Primates exhibit considerable diversity in their social systems (Smuts et al., 1987), which is thought to have evolved through an interaction of several factors including ecological variables, social factors, phylogeny, and demographic and life history variables. Attempts to understand how this variation in social organization evolves have focused primarily on (1) ecological variables, particularly predation pressure and the abundance and distribution of food (Alexander, 1974; Wrangham, 1979, 1980, 1987; van Schaik, 1983, 1989, 1996; Sterck et al., 1997), (2) social factors, primarily sexual selection and the potential risk of infanticide (Wrangham, 1979; Watts, 1989; van Schaik, 1996), and (3) phylogenetic inertia (DiFiore & Rendall, 1994). Gorillas provide a unique opportunity to reevaluate proposed models of ecological and social influences on social organization in African apes. Western lowland and mountain gorillas seem to differ dramatically in their habitats, resource availability, and foraging strategies. To what degree these differences are associated with differences in social organization is an intriguing question.
The genus Gorilla occurs in two widely separated forest habitats, one in western central Africa and one in eastern central Africa.
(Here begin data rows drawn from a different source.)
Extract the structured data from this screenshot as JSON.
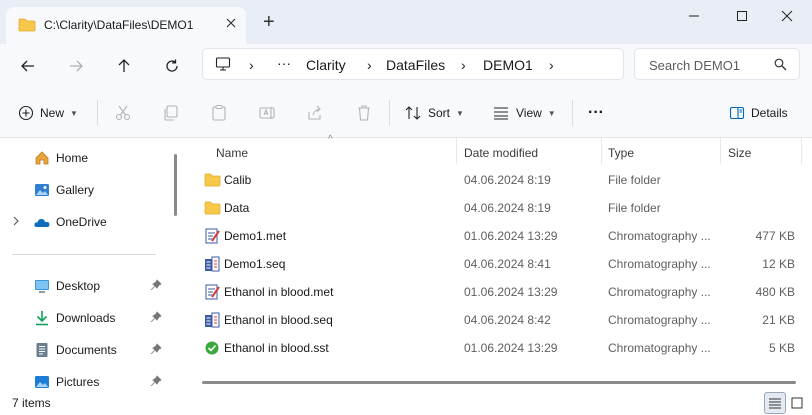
{
  "window": {
    "tab_title": "C:\\Clarity\\DataFiles\\DEMO1",
    "new_tab": "+"
  },
  "address": {
    "overflow": "···",
    "crumbs": [
      "Clarity",
      "DataFiles",
      "DEMO1"
    ],
    "separator": "›"
  },
  "search": {
    "placeholder": "Search DEMO1"
  },
  "toolbar": {
    "new_label": "New",
    "sort_label": "Sort",
    "view_label": "View",
    "more_label": "···",
    "details_label": "Details"
  },
  "sidebar": {
    "items": [
      {
        "label": "Home",
        "icon": "home-icon"
      },
      {
        "label": "Gallery",
        "icon": "gallery-icon"
      },
      {
        "label": "OneDrive",
        "icon": "onedrive-icon"
      },
      {
        "label": "Desktop",
        "icon": "desktop-icon"
      },
      {
        "label": "Downloads",
        "icon": "downloads-icon"
      },
      {
        "label": "Documents",
        "icon": "documents-icon"
      },
      {
        "label": "Pictures",
        "icon": "pictures-icon"
      }
    ]
  },
  "filelist": {
    "columns": [
      "Name",
      "Date modified",
      "Type",
      "Size"
    ],
    "rows": [
      {
        "name": "Calib",
        "date": "04.06.2024 8:19",
        "type": "File folder",
        "size": "",
        "icon": "folder-icon"
      },
      {
        "name": "Data",
        "date": "04.06.2024 8:19",
        "type": "File folder",
        "size": "",
        "icon": "folder-icon"
      },
      {
        "name": "Demo1.met",
        "date": "01.06.2024 13:29",
        "type": "Chromatography ...",
        "size": "477 KB",
        "icon": "method-file-icon"
      },
      {
        "name": "Demo1.seq",
        "date": "04.06.2024 8:41",
        "type": "Chromatography ...",
        "size": "12 KB",
        "icon": "sequence-file-icon"
      },
      {
        "name": "Ethanol in blood.met",
        "date": "01.06.2024 13:29",
        "type": "Chromatography ...",
        "size": "480 KB",
        "icon": "method-file-icon"
      },
      {
        "name": "Ethanol in blood.seq",
        "date": "04.06.2024 8:42",
        "type": "Chromatography ...",
        "size": "21 KB",
        "icon": "sequence-file-icon"
      },
      {
        "name": "Ethanol in blood.sst",
        "date": "01.06.2024 13:29",
        "type": "Chromatography ...",
        "size": "5 KB",
        "icon": "sst-file-icon"
      }
    ]
  },
  "status": {
    "items_text": "7 items"
  },
  "colors": {
    "accent": "#0067c0",
    "folder": "#f8c84a",
    "titlebar": "#e9eef6",
    "toolbar": "#f7f9fc"
  }
}
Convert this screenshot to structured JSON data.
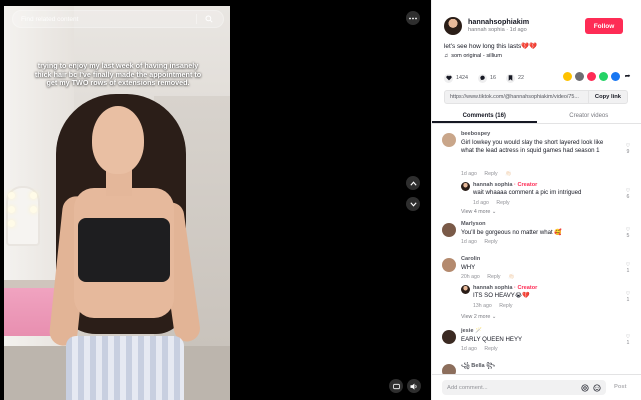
{
  "search": {
    "placeholder": "Find related content"
  },
  "video": {
    "caption": "trying to enjoy my last week of having insanely thick hair bc I've finally made the appointment to get my TWO rows of extensions removed."
  },
  "author": {
    "username": "hannahsophiakim",
    "subline": "hannah sophia · 1d ago",
    "follow_label": "Follow"
  },
  "post": {
    "description": "let's see how long this lasts💔💔",
    "music": "som original - sillium",
    "likes": "1424",
    "comments": "16",
    "saves": "22",
    "link": "https://www.tiktok.com/@hannahsophiakim/video/75...",
    "copy_label": "Copy link"
  },
  "tabs": [
    {
      "label": "Comments (16)"
    },
    {
      "label": "Creator videos"
    }
  ],
  "comments": [
    {
      "user": "beebospey",
      "text": "Girl lowkey you would slay the short layered look like what the lead actress in squid games had season 1",
      "time": "1d ago",
      "reply": "Reply",
      "likes": "9",
      "replies": [
        {
          "user": "hannah sophia",
          "badge": "· Creator",
          "text": "wait whaaaa comment a pic im intrigued",
          "time": "1d ago",
          "reply": "Reply",
          "likes": "6"
        }
      ],
      "view_more": "View 4 more ⌄"
    },
    {
      "user": "Marlyson",
      "text": "You'll be gorgeous no matter what 🥰",
      "time": "1d ago",
      "reply": "Reply",
      "likes": "5"
    },
    {
      "user": "Carolin",
      "text": "WHY",
      "time": "20h ago",
      "reply": "Reply",
      "likes": "1",
      "replies": [
        {
          "user": "hannah sophia",
          "badge": "· Creator",
          "text": "ITS SO HEAVY😭💔",
          "time": "13h ago",
          "reply": "Reply",
          "likes": "1"
        }
      ],
      "view_more": "View 2 more ⌄"
    },
    {
      "user": "jesie 🪄",
      "text": "EARLY QUEEN HEYY",
      "time": "1d ago",
      "reply": "Reply",
      "likes": "1"
    },
    {
      "user": "꧁ Bella ꧂",
      "text": "",
      "time": "",
      "reply": "",
      "likes": ""
    }
  ],
  "comment_box": {
    "placeholder": "Add comment...",
    "post_label": "Post"
  },
  "colors": {
    "accent": "#fe2c55",
    "video_bg": "#000000"
  }
}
Three subspecies of gorillas are generally recognized, western lowland (G. gorilla gorilla), eastern lowland (G. g. graueri), and mountain gorillas (G. g. beringei) (but see Doran & McNeilage, 1998 for reviewof taxonomic debate: Morell, 1994; Ruvolo et al., 1994; Butynski & Sarmiento, 1995). The three subspecies have not been studied equally. Most of our knowledge of gorilla behavior is based on the pioneering work of Dian Fossey (1974) and subsequent researchers on the well-studied mountain gorillas of Karisoke, Rwanda.